Short Sale Basics for Homeowners
A short sale occurs when a bank agrees to accept a payoff that is less than the mortgage balance. For example, if a homeowner has a defaulted mortgage loan with Wells Fargo in the amount of $200,000, but the property is only worth $160,000, Wells Fargo may allow the homeowner to sell their property to a qualified buyer for the current value of the property and, in some cases, forgive the amount on the unpaid balance.
Homeowners can benefit from completing a short sale in the following ways:
- Be completely freed from an unsustainable mortgage payment
- Rebuild credit more quickly
- Qualify for a new mortgage sooner
- Avoid foreclosure
- Tax exemptions (consult tax attorney)
Short Sale Facts and Figures
- Homeowners who go through foreclosure must attain a 680 credit score, make a 20% down payment, and wait five years in order to qualify for a new home loan. Homeowners who go through a short sale need only wait two years and do not have to attain a minimum credit rating or minimum down payment (Fannie Mae)
- Banks stand to lose as much as 30-60 percent of the outstanding loan balance on foreclosed homes (Mortgage Bankers Association)
- In the state of Washington, short sales outnumber the bank-owned properties nearly two to one (Better Properties Real Estate)
- Only one third of bank foreclosures are listed with a Realtor in the state of Texas
The Short Sale Process at the Bank
Buyers may wait a very long time to get a response from the bank. It is imperative for the listing agent to regularly call the bank and keep careful notes of the short sale process. Buyers may get so tired of waiting for short sale approval that they may feel the need to threaten to cancel if they don't get an answer within a specified time period.
That type of attitude is self-defeating and will not speed up the short sale process. If buyers are the type with little patience, perhaps a short sale is not for them.
Following is a typical short sale process at the bank:
- Bank acknowledges receipt of the file. This can take 10 days to a month.
- A negotiator is assigned. This can take 30 to 60 days.
- A BPO is ordered. The bank probably will refuse to share the results of the BPO.

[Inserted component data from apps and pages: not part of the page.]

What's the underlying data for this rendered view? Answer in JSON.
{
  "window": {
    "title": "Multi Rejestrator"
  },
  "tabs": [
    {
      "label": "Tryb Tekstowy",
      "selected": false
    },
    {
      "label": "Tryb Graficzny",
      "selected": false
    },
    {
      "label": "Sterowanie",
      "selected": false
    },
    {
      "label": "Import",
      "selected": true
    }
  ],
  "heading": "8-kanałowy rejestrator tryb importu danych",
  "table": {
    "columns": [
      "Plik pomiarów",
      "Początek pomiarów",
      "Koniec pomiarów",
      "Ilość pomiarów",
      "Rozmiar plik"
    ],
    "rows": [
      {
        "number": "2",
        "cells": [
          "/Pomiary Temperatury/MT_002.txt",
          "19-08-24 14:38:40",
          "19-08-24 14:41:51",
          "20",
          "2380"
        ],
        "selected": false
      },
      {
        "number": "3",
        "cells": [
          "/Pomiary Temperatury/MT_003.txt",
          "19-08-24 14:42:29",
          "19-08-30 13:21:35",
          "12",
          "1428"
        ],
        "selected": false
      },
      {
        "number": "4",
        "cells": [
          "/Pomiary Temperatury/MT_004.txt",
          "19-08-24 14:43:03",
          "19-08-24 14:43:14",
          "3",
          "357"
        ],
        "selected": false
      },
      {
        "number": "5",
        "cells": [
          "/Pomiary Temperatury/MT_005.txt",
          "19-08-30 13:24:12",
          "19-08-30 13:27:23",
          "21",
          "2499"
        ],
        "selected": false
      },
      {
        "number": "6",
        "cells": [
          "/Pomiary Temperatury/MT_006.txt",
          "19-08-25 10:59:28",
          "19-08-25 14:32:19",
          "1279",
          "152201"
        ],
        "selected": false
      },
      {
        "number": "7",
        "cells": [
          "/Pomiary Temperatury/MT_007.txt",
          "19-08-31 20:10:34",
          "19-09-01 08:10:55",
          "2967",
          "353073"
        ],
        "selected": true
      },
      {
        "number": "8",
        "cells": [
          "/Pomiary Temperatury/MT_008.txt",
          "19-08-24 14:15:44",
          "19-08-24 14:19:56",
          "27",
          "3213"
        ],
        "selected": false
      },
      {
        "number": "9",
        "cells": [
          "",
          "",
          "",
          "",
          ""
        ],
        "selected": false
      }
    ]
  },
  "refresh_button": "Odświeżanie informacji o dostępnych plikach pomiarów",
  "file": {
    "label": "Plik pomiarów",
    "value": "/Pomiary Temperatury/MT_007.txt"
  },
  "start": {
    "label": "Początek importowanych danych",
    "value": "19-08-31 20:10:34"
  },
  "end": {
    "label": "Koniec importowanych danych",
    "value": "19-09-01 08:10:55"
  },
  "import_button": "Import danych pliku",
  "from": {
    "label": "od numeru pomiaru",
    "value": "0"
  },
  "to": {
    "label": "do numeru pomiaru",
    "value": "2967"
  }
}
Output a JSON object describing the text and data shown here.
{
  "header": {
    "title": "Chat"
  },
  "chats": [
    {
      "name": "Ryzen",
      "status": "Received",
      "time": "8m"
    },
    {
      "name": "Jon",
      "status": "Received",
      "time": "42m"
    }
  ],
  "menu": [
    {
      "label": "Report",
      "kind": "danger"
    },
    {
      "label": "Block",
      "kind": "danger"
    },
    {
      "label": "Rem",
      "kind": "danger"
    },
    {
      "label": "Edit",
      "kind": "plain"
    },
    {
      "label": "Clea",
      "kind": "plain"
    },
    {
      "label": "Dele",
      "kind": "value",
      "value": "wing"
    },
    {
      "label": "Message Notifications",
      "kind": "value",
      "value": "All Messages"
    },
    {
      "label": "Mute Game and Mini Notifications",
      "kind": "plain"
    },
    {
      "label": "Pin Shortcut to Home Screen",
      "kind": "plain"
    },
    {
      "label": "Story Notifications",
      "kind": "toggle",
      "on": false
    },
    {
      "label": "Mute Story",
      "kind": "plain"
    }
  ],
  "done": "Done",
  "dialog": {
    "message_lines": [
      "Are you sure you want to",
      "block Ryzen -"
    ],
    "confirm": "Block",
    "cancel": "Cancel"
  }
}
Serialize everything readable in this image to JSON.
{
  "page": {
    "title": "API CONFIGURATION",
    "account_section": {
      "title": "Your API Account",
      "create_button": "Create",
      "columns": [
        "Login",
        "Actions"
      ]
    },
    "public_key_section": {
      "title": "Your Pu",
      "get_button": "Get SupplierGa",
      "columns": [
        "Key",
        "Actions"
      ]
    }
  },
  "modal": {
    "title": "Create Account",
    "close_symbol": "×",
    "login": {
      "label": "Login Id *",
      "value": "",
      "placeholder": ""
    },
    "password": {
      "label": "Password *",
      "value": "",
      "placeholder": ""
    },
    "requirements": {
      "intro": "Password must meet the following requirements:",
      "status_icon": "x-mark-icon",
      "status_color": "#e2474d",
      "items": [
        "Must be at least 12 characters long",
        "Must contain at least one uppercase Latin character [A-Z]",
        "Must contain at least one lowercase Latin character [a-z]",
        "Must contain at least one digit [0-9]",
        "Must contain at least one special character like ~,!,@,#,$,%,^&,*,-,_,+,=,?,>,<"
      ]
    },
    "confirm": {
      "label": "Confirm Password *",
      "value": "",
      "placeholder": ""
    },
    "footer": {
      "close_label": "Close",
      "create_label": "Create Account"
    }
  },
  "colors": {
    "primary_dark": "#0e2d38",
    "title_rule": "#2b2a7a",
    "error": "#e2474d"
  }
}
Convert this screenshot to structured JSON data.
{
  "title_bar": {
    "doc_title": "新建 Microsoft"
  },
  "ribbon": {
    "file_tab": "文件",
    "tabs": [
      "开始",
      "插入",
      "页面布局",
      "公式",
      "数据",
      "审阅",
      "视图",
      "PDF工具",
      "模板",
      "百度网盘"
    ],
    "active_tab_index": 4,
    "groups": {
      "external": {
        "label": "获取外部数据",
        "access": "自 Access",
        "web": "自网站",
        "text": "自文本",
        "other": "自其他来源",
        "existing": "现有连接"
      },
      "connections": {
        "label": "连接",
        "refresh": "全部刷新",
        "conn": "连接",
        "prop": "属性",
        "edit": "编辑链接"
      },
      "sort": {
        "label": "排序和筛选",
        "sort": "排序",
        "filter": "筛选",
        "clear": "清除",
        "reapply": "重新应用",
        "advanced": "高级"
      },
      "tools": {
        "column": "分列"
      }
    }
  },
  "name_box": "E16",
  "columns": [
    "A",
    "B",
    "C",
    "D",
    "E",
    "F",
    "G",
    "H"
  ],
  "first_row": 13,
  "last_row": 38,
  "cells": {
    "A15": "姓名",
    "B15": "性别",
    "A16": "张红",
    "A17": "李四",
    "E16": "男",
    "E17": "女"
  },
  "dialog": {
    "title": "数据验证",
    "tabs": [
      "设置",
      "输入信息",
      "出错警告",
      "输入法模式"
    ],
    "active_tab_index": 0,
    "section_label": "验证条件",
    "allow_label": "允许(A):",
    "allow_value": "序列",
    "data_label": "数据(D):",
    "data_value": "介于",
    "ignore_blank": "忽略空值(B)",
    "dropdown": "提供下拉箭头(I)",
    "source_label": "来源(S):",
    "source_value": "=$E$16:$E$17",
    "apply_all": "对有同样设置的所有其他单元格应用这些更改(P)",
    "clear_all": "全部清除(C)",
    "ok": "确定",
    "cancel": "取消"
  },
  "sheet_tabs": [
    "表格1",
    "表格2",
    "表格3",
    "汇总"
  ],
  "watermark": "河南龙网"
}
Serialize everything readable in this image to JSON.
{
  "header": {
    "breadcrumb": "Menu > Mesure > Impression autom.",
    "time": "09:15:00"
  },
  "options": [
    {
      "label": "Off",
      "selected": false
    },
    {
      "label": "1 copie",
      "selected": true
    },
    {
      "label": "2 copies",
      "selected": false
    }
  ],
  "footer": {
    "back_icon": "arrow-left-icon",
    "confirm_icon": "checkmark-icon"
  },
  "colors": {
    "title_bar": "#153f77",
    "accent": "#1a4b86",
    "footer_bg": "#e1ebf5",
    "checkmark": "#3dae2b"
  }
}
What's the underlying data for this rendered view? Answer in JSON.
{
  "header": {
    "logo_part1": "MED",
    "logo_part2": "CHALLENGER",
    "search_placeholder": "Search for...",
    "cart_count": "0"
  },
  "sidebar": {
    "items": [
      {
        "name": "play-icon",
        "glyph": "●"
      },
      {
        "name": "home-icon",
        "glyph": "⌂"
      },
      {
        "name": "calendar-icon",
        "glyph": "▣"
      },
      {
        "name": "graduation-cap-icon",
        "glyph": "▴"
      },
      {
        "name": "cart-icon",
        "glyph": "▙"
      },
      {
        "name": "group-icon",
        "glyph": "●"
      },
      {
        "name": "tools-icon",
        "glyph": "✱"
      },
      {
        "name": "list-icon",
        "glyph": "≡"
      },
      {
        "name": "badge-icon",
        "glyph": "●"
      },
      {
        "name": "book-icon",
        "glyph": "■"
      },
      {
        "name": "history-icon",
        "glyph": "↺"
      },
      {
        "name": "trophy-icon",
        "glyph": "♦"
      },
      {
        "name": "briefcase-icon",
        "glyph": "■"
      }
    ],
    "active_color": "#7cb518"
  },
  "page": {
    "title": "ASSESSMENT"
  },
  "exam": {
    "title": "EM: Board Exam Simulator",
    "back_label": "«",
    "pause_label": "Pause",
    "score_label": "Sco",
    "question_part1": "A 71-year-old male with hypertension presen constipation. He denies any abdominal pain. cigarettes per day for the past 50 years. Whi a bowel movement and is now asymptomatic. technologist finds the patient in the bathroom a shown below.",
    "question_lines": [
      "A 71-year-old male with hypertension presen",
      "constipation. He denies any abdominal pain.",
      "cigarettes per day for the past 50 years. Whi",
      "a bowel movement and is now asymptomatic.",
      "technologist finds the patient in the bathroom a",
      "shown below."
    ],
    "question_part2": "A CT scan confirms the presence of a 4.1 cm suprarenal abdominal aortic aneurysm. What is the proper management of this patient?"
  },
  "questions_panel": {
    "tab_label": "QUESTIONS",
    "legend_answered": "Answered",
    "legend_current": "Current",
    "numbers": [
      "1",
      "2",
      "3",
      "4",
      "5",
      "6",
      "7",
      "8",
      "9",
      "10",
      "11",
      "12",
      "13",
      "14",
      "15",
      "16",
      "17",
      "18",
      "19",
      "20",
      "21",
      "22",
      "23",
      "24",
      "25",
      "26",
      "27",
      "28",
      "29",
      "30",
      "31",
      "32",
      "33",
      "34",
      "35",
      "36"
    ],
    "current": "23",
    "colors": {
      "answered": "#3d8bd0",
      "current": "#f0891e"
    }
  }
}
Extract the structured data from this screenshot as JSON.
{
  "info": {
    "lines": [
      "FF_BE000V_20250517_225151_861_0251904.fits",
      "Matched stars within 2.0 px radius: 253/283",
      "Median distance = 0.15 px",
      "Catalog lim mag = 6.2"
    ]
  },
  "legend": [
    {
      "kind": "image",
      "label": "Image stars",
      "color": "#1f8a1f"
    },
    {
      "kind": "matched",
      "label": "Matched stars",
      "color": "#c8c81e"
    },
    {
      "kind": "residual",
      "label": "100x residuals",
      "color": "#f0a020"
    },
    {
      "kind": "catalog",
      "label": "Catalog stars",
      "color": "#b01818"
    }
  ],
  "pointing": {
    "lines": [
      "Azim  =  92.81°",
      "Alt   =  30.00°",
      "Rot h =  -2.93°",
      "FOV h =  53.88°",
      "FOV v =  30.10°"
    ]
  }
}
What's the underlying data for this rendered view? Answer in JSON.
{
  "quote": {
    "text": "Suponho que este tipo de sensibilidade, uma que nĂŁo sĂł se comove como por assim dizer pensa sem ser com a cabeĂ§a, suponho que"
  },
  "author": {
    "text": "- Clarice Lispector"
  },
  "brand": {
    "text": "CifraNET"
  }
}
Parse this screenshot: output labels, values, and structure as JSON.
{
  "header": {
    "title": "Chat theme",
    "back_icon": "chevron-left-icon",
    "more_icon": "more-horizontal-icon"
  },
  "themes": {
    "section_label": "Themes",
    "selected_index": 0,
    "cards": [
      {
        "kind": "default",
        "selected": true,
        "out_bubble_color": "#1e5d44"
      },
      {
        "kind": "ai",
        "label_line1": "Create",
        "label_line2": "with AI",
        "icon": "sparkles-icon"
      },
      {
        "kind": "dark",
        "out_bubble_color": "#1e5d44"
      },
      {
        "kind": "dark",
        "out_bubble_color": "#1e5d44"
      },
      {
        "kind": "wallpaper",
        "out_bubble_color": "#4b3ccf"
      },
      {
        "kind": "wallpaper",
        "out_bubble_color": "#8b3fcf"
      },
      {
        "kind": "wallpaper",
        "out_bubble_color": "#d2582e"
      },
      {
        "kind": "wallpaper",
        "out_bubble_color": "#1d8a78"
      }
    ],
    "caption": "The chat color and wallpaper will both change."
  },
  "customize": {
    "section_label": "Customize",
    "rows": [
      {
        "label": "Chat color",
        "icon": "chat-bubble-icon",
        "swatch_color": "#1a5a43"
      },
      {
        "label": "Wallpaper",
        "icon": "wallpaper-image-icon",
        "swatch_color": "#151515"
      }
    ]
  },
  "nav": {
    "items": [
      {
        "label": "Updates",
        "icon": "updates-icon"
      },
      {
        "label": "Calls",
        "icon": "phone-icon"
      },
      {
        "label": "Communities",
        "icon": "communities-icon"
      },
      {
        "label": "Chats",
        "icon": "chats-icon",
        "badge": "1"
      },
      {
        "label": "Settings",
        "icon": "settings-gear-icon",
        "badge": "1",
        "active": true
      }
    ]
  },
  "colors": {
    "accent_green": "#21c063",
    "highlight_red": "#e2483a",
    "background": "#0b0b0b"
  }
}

- A second negotiator may be assigned. This can take another 30 days.
- The file is sent for review or to the PSA. This can take 2 weeks to 30 days.
- The bank may then request that all parties sign an Arm's-Length Affidavit.
- The bank issues a short sale approval letter.